Secretary of State Katie Hobbs will be breaking the law if she shuts down the system that allows congressional and legislative candidates to collect signatures online so they can qualify for the ballot, the Attorney General’s Office warned Tuesday.
In a letter to Bo Dul, Hobbs’ general counsel and election policy advisor, the Attorney General’s Office said state law requires the Secretary of State’s Office to provide a secure internet portal for voters to sign candidates’s nominating petitions, and that the system must only permit qualified electors to sign those petitions. Failing to do so would be either a class 3 misdemeanor or a class 6 felony, wrote Jennifer Wright, who leads Attorney General Mark Brnovich’s election integrity unit.
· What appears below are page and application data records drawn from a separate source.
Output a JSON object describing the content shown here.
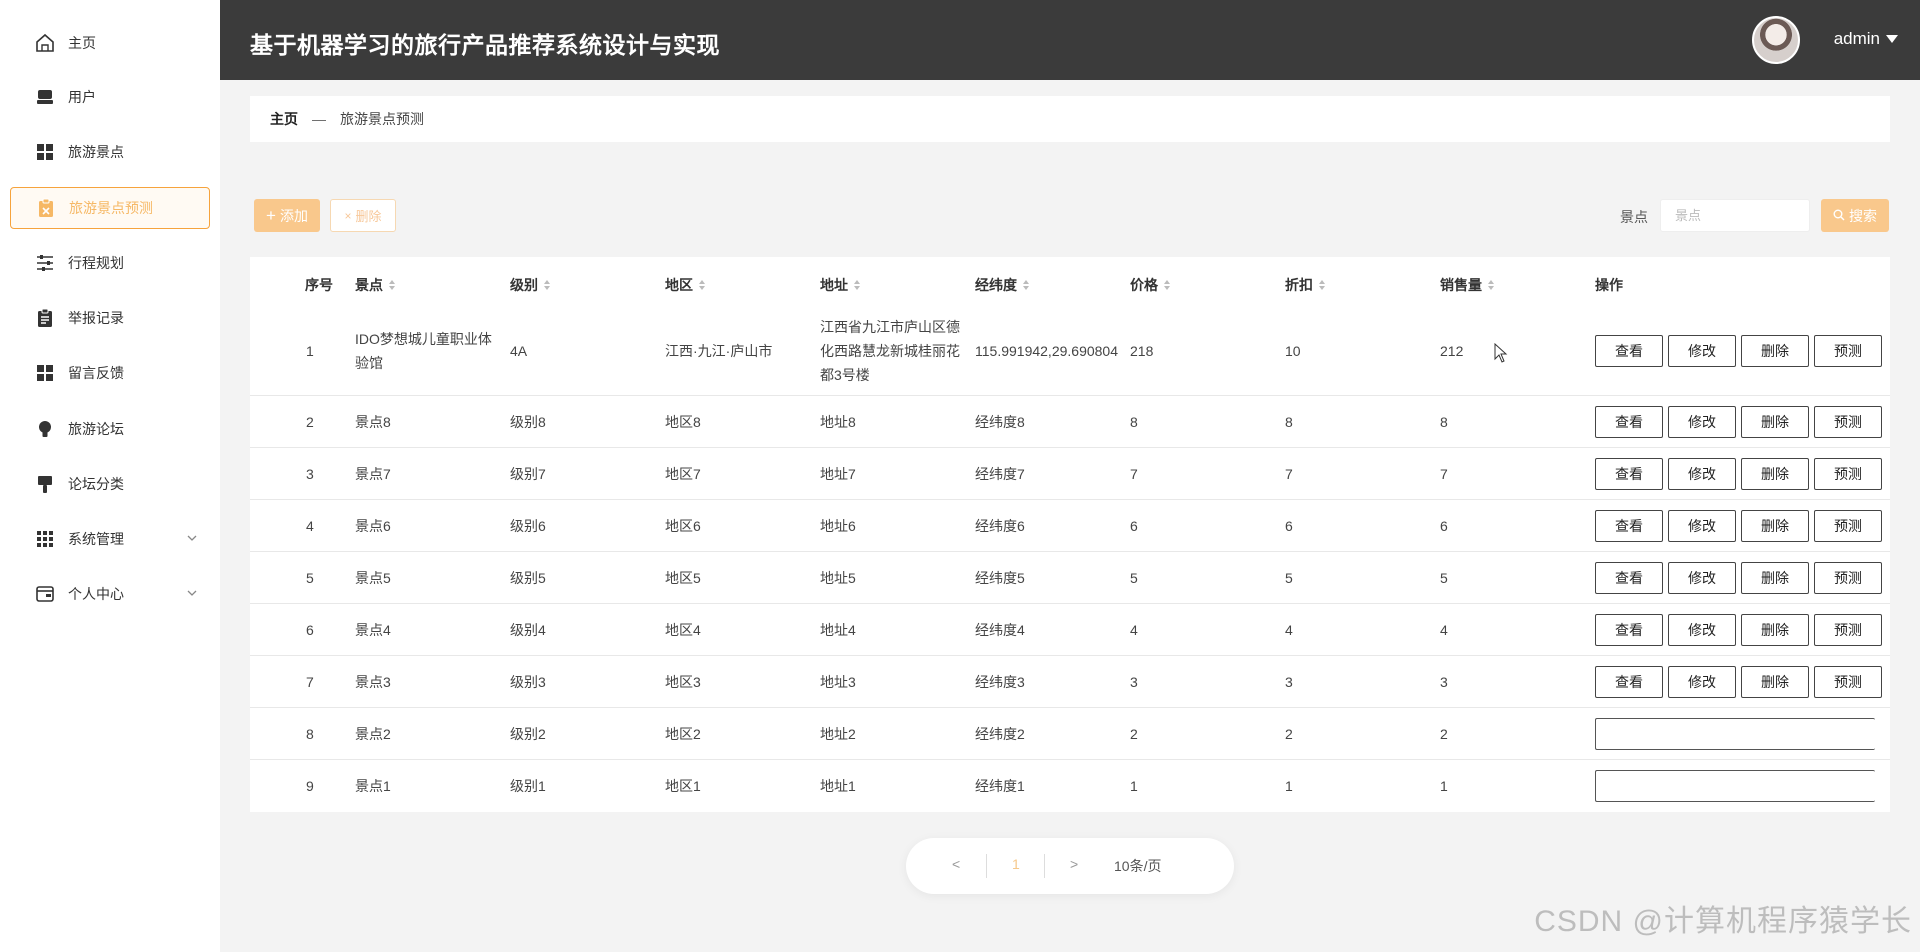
{
  "header": {
    "title": "基于机器学习的旅行产品推荐系统设计与实现",
    "user": "admin"
  },
  "sidebar": {
    "items": [
      {
        "label": "主页",
        "icon": "home-icon"
      },
      {
        "label": "用户",
        "icon": "user-icon"
      },
      {
        "label": "旅游景点",
        "icon": "grid-icon"
      },
      {
        "label": "旅游景点预测",
        "icon": "clipboard-icon",
        "active": true
      },
      {
        "label": "行程规划",
        "icon": "sliders-icon"
      },
      {
        "label": "举报记录",
        "icon": "clipboard-icon"
      },
      {
        "label": "留言反馈",
        "icon": "grid-icon"
      },
      {
        "label": "旅游论坛",
        "icon": "bulb-icon"
      },
      {
        "label": "论坛分类",
        "icon": "brush-icon"
      },
      {
        "label": "系统管理",
        "icon": "apps-icon",
        "expandable": true
      },
      {
        "label": "个人中心",
        "icon": "card-icon",
        "expandable": true
      }
    ]
  },
  "breadcrumb": {
    "home": "主页",
    "separator": "—",
    "current": "旅游景点预测"
  },
  "toolbar": {
    "add": "添加",
    "delete": "删除",
    "search_label": "景点",
    "search_placeholder": "景点",
    "search": "搜索"
  },
  "table": {
    "columns": [
      "序号",
      "景点",
      "级别",
      "地区",
      "地址",
      "经纬度",
      "价格",
      "折扣",
      "销售量",
      "操作"
    ],
    "actions": [
      "查看",
      "修改",
      "删除",
      "预测"
    ],
    "rows": [
      {
        "no": "1",
        "name": "IDO梦想城儿童职业体验馆",
        "level": "4A",
        "region": "江西·九江·庐山市",
        "address": "江西省九江市庐山区德化西路慧龙新城桂丽花都3号楼",
        "coords": "115.991942,29.690804",
        "price": "218",
        "discount": "10",
        "sales": "212"
      },
      {
        "no": "2",
        "name": "景点8",
        "level": "级别8",
        "region": "地区8",
        "address": "地址8",
        "coords": "经纬度8",
        "price": "8",
        "discount": "8",
        "sales": "8"
      },
      {
        "no": "3",
        "name": "景点7",
        "level": "级别7",
        "region": "地区7",
        "address": "地址7",
        "coords": "经纬度7",
        "price": "7",
        "discount": "7",
        "sales": "7"
      },
      {
        "no": "4",
        "name": "景点6",
        "level": "级别6",
        "region": "地区6",
        "address": "地址6",
        "coords": "经纬度6",
        "price": "6",
        "discount": "6",
        "sales": "6"
      },
      {
        "no": "5",
        "name": "景点5",
        "level": "级别5",
        "region": "地区5",
        "address": "地址5",
        "coords": "经纬度5",
        "price": "5",
        "discount": "5",
        "sales": "5"
      },
      {
        "no": "6",
        "name": "景点4",
        "level": "级别4",
        "region": "地区4",
        "address": "地址4",
        "coords": "经纬度4",
        "price": "4",
        "discount": "4",
        "sales": "4"
      },
      {
        "no": "7",
        "name": "景点3",
        "level": "级别3",
        "region": "地区3",
        "address": "地址3",
        "coords": "经纬度3",
        "price": "3",
        "discount": "3",
        "sales": "3"
      },
      {
        "no": "8",
        "name": "景点2",
        "level": "级别2",
        "region": "地区2",
        "address": "地址2",
        "coords": "经纬度2",
        "price": "2",
        "discount": "2",
        "sales": "2"
      },
      {
        "no": "9",
        "name": "景点1",
        "level": "级别1",
        "region": "地区1",
        "address": "地址1",
        "coords": "经纬度1",
        "price": "1",
        "discount": "1",
        "sales": "1"
      }
    ]
  },
  "pagination": {
    "prev": "<",
    "page": "1",
    "next": ">",
    "size": "10条/页"
  },
  "watermark": "CSDN @计算机程序猿学长"
}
Hobbs informed candidates last week that she planned to take E-Qual, the online signature portal, offline on March 5 so counties and the Secretary of State’s Office could update the system to incorporate data from the state’s new legislative and congressional districts. She expected the system to be shut down through the April 4 deadline for candidates to file the nominating petitions they need to qualify for the primary election ballot.
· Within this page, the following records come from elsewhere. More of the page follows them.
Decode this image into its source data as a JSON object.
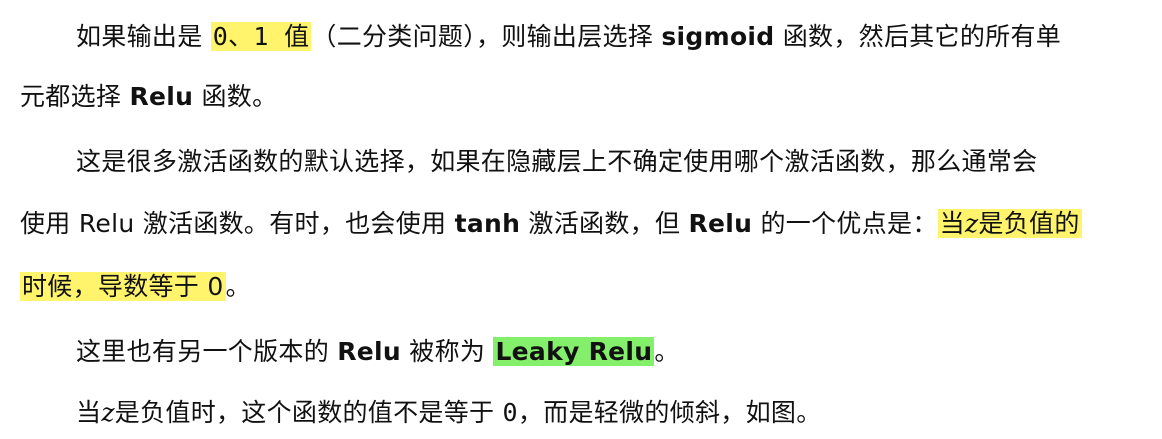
{
  "colors": {
    "highlight_yellow": "#fff46b",
    "highlight_green": "#84ef6a",
    "text": "#111111",
    "background": "#ffffff"
  },
  "p1": {
    "t1": "如果输出是 ",
    "hl": "0、1 值",
    "t2": "（二分类问题），则输出层选择 ",
    "b1": "sigmoid",
    "t3": " 函数，然后其它的所有单",
    "line2_t1": "元都选择 ",
    "line2_b1": "Relu",
    "line2_t2": " 函数。"
  },
  "p2": {
    "t1": "这是很多激活函数的默认选择，如果在隐藏层上不确定使用哪个激活函数，那么通常会",
    "line2_t1": "使用 Relu 激活函数。有时，也会使用 ",
    "line2_b1": "tanh",
    "line2_t2": " 激活函数，但 ",
    "line2_b2": "Relu",
    "line2_t3": " 的一个优点是：",
    "line2_hl_a": "当",
    "line2_hl_z": "z",
    "line2_hl_b": "是负值的",
    "line3_hl": "时候，导数等于 0",
    "line3_t1": "。"
  },
  "p3": {
    "t1": "这里也有另一个版本的 ",
    "b1": "Relu",
    "t2": " 被称为 ",
    "hl": "Leaky Relu",
    "t3": "。"
  },
  "p4": {
    "t1": "当",
    "z": "z",
    "t2": "是负值时，这个函数的值不是等于 ",
    "zero": "0",
    "t3": "，而是轻微的倾斜，如图。"
  }
}
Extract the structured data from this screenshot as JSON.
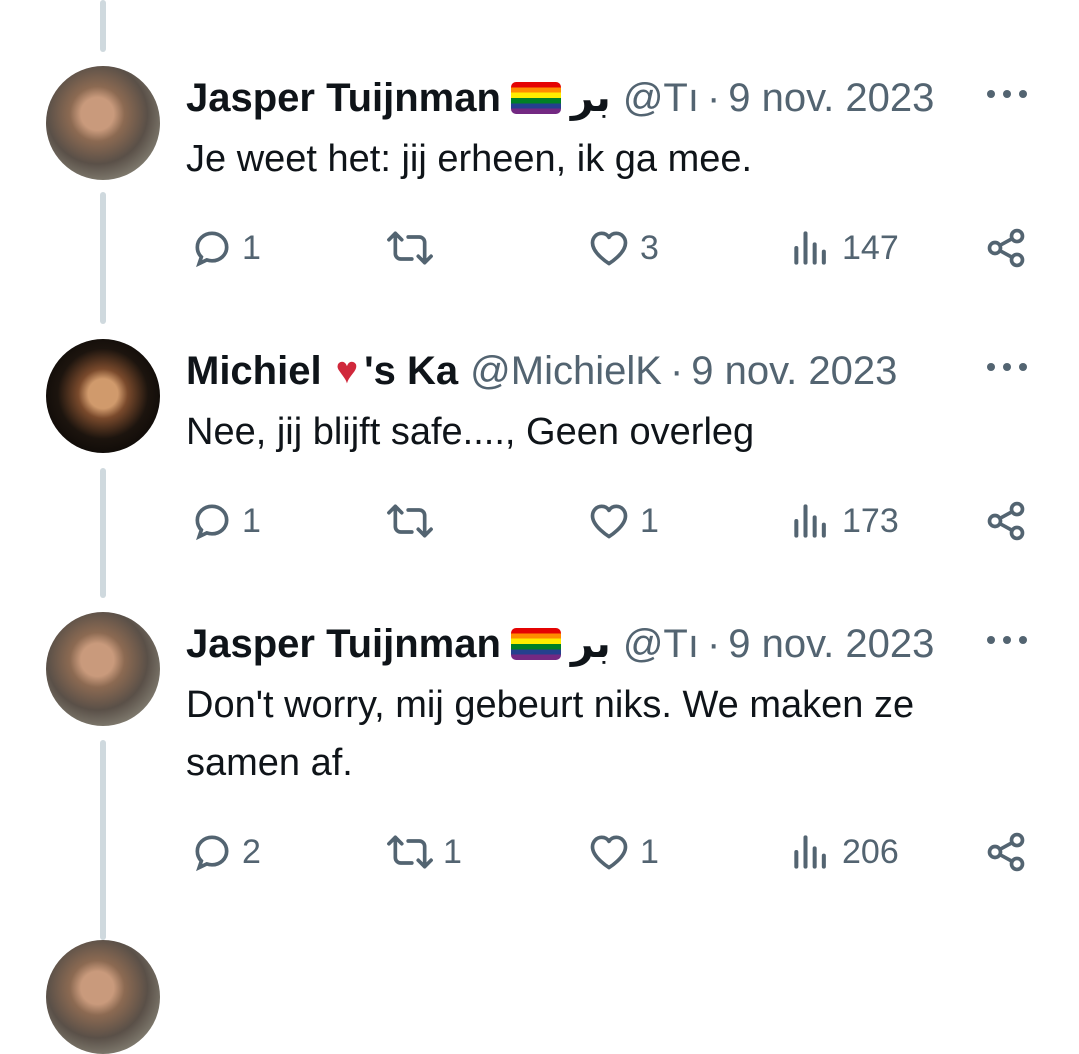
{
  "tweets": [
    {
      "name": "Jasper Tuijnman",
      "flag": "rainbow-flag",
      "arabic": "بر",
      "heart": "",
      "extra": "",
      "handle": "@Tı",
      "date": "9 nov. 2023",
      "text": "Je weet het: jij erheen, ik ga mee.",
      "replies": "1",
      "retweets": "",
      "likes": "3",
      "views": "147"
    },
    {
      "name": "Michiel",
      "flag": "",
      "arabic": "",
      "heart": "♥",
      "extra": "'s Ka",
      "handle": "@MichielK",
      "date": "9 nov. 2023",
      "text": "Nee, jij blijft safe...., Geen overleg",
      "replies": "1",
      "retweets": "",
      "likes": "1",
      "views": "173"
    },
    {
      "name": "Jasper Tuijnman",
      "flag": "rainbow-flag",
      "arabic": "بر",
      "heart": "",
      "extra": "",
      "handle": "@Tı",
      "date": "9 nov. 2023",
      "text": "Don't worry, mij gebeurt niks. We maken ze samen af.",
      "replies": "2",
      "retweets": "1",
      "likes": "1",
      "views": "206"
    }
  ],
  "colors": {
    "text": "#0f1419",
    "secondary": "#536471",
    "thread_line": "#cfd9de",
    "heart": "#d0283b"
  }
}
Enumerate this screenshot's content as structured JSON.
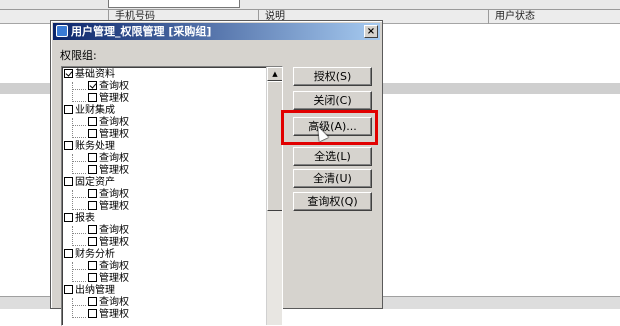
{
  "background": {
    "columns": [
      "手机号码",
      "说明",
      "用户状态"
    ]
  },
  "dialog": {
    "title": "用户管理_权限管理 [采购组]",
    "close_label": "×",
    "group_label": "权限组:",
    "buttons": {
      "grant": "授权(S)",
      "close": "关闭(C)",
      "advanced": "高级(A)...",
      "select_all": "全选(L)",
      "clear_all": "全清(U)",
      "query": "查询权(Q)"
    },
    "tree": [
      {
        "label": "基础资料",
        "checked": true,
        "children": [
          {
            "label": "查询权",
            "checked": true
          },
          {
            "label": "管理权",
            "checked": false
          }
        ]
      },
      {
        "label": "业财集成",
        "checked": false,
        "children": [
          {
            "label": "查询权",
            "checked": false
          },
          {
            "label": "管理权",
            "checked": false
          }
        ]
      },
      {
        "label": "账务处理",
        "checked": false,
        "children": [
          {
            "label": "查询权",
            "checked": false
          },
          {
            "label": "管理权",
            "checked": false
          }
        ]
      },
      {
        "label": "固定资产",
        "checked": false,
        "children": [
          {
            "label": "查询权",
            "checked": false
          },
          {
            "label": "管理权",
            "checked": false
          }
        ]
      },
      {
        "label": "报表",
        "checked": false,
        "children": [
          {
            "label": "查询权",
            "checked": false
          },
          {
            "label": "管理权",
            "checked": false
          }
        ]
      },
      {
        "label": "财务分析",
        "checked": false,
        "children": [
          {
            "label": "查询权",
            "checked": false
          },
          {
            "label": "管理权",
            "checked": false
          }
        ]
      },
      {
        "label": "出纳管理",
        "checked": false,
        "children": [
          {
            "label": "查询权",
            "checked": false
          },
          {
            "label": "管理权",
            "checked": false
          }
        ]
      }
    ]
  }
}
“As it is clear that no action yet has been taken to deprive candidates of their statutory right to obtain online nomination signatures, we urge the Secretary of State to fix the system without delay,” Wright told Dul in the letter.
The Secretary of State’s Office disagrees with Wright’s claim that shutting down E-Qual would be illegal and is considering its response, said Murphy Hebert, a spokeswoman for Hobbs.